The panel as constituted in the above case has voted to deny the petition for rehearing. Treating the "petition for rehearing en banc" as a petition with suggestion for rehearing en banc, they have rejected the suggestion for rehearing en banc.
The full court has been advised of the suggestion for rehearing en banc and no judge of the court has voted to grant rehearing en banc. F.R.App.P. 35(b).
The petition for rehearing is denied and the suggestion for rehearing en banc is rejected.
(2) Where the seller discovers that the buyer has received goods on credit while insolvent he may reclaim the goods upon demand made within ten days after the receipt, but if misrepresentation of solvency has been made to the particular seller in writing within three months before delivery the ten day limitation does not apply. * * *
c. (1) The following liens shall be invalid against the trustee:
(A) every statutory lien which first becomes effective upon the insolvency of the debtor, or upon distribution or liquidation of his property, or upon execution against his property levied at the instance of one other than the lienor . . . .
See also Comment, In re Federal's, Inc.: A New Way for the Trustee in Bankruptcy to Defeat a Reclaiming Seller, 35 U.Pitt.L.Rev. 922 (1974). But see Hawkland, The Relative Rights of Lien Creditors and Defrauded Sellers Amending the Uniform Commercial Code to Conform to the Kravitz Case, 67 Com.L.J. 86 (1962); Comment, Uniform Commercial Code § 2-702: Conflict with § 67c(1)(A) of the Federal Bankruptcy Act, 53 N.C.L.Rev. 169 (1974); Comment, Statutory Liens Under Section 67c of the Bankruptcy Act: Some Problems of Definition, 43 Tul.L.Rev. 305 (1969)

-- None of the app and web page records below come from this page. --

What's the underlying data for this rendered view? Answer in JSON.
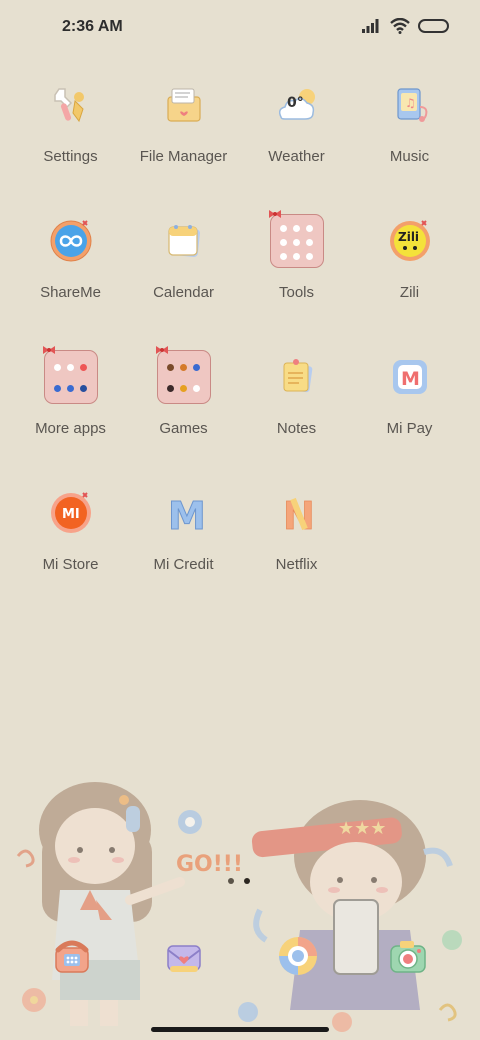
{
  "status_bar": {
    "time": "2:36 AM",
    "icons": [
      "signal-icon",
      "wifi-icon",
      "battery-icon"
    ]
  },
  "apps": [
    {
      "label": "Settings",
      "icon": "wrench-icon"
    },
    {
      "label": "File Manager",
      "icon": "folder-box-icon"
    },
    {
      "label": "Weather",
      "icon": "weather-cloud-icon",
      "icon_text": "0°"
    },
    {
      "label": "Music",
      "icon": "music-player-icon"
    },
    {
      "label": "ShareMe",
      "icon": "infinity-icon"
    },
    {
      "label": "Calendar",
      "icon": "calendar-icon"
    },
    {
      "label": "Tools",
      "icon": "folder-icon"
    },
    {
      "label": "Zili",
      "icon": "zili-icon",
      "icon_text": "Zili"
    },
    {
      "label": "More apps",
      "icon": "folder-icon"
    },
    {
      "label": "Games",
      "icon": "folder-icon"
    },
    {
      "label": "Notes",
      "icon": "notes-icon"
    },
    {
      "label": "Mi Pay",
      "icon": "mi-pay-icon",
      "icon_text": "M"
    },
    {
      "label": "Mi Store",
      "icon": "mi-store-icon",
      "icon_text": "MI"
    },
    {
      "label": "Mi Credit",
      "icon": "mi-credit-icon",
      "icon_text": "M"
    },
    {
      "label": "Netflix",
      "icon": "netflix-icon",
      "icon_text": "N"
    }
  ],
  "wallpaper": {
    "text": "GO!!!"
  },
  "dock": [
    {
      "icon": "phone-icon"
    },
    {
      "icon": "messages-icon"
    },
    {
      "icon": "browser-icon"
    },
    {
      "icon": "camera-icon"
    }
  ],
  "page_indicator": {
    "pages": 2,
    "current": 2
  },
  "colors": {
    "background": "#e6e0d0",
    "label": "#5a5651",
    "folder": "#efc7c2"
  }
}
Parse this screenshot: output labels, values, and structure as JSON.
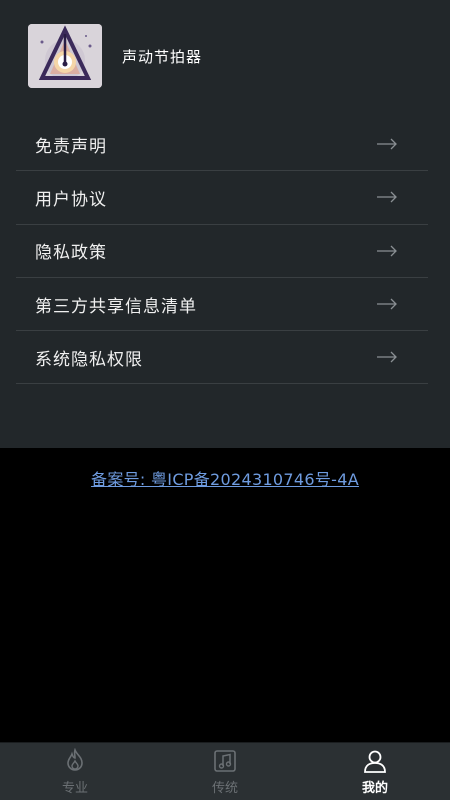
{
  "app": {
    "name": "声动节拍器"
  },
  "menu": {
    "items": [
      {
        "label": "免责声明",
        "icon": "arrow-right-icon"
      },
      {
        "label": "用户协议",
        "icon": "arrow-right-icon"
      },
      {
        "label": "隐私政策",
        "icon": "arrow-right-icon"
      },
      {
        "label": "第三方共享信息清单",
        "icon": "arrow-right-icon"
      },
      {
        "label": "系统隐私权限",
        "icon": "arrow-right-icon"
      }
    ]
  },
  "footer": {
    "icp_text": "备案号: 粤ICP备2024310746号-4A"
  },
  "tabbar": {
    "tabs": [
      {
        "label": "专业",
        "icon": "flame-icon",
        "active": false
      },
      {
        "label": "传统",
        "icon": "music-note-icon",
        "active": false
      },
      {
        "label": "我的",
        "icon": "user-icon",
        "active": true
      }
    ]
  },
  "colors": {
    "panel_bg": "#22272a",
    "page_bg": "#000000",
    "link": "#6f9ce0",
    "tabbar_bg": "#2b3033"
  }
}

"One of the fundamental purposes of the Bankruptcy Act is to assure an equitable distribution of the bankrupt's assets. Ideally, this would be accomplished by giving each creditor a pro rata share of the estate."
Sen.Rep.No.1159, 89th Cong., 2d Sess., 1966 U.S.Code Cong. & Ad.News 2456.
See also In re Crosstown Motors, Inc., 272 F.2d 224 (7th Cir. 1959) (Illinois Trust Receipts Act, giving entruster a lien on bankrupt's general assets in payment for commingled proceeds, held to be a "crystal clear" attempt by the legislature to give the entrustor a priority over general creditors)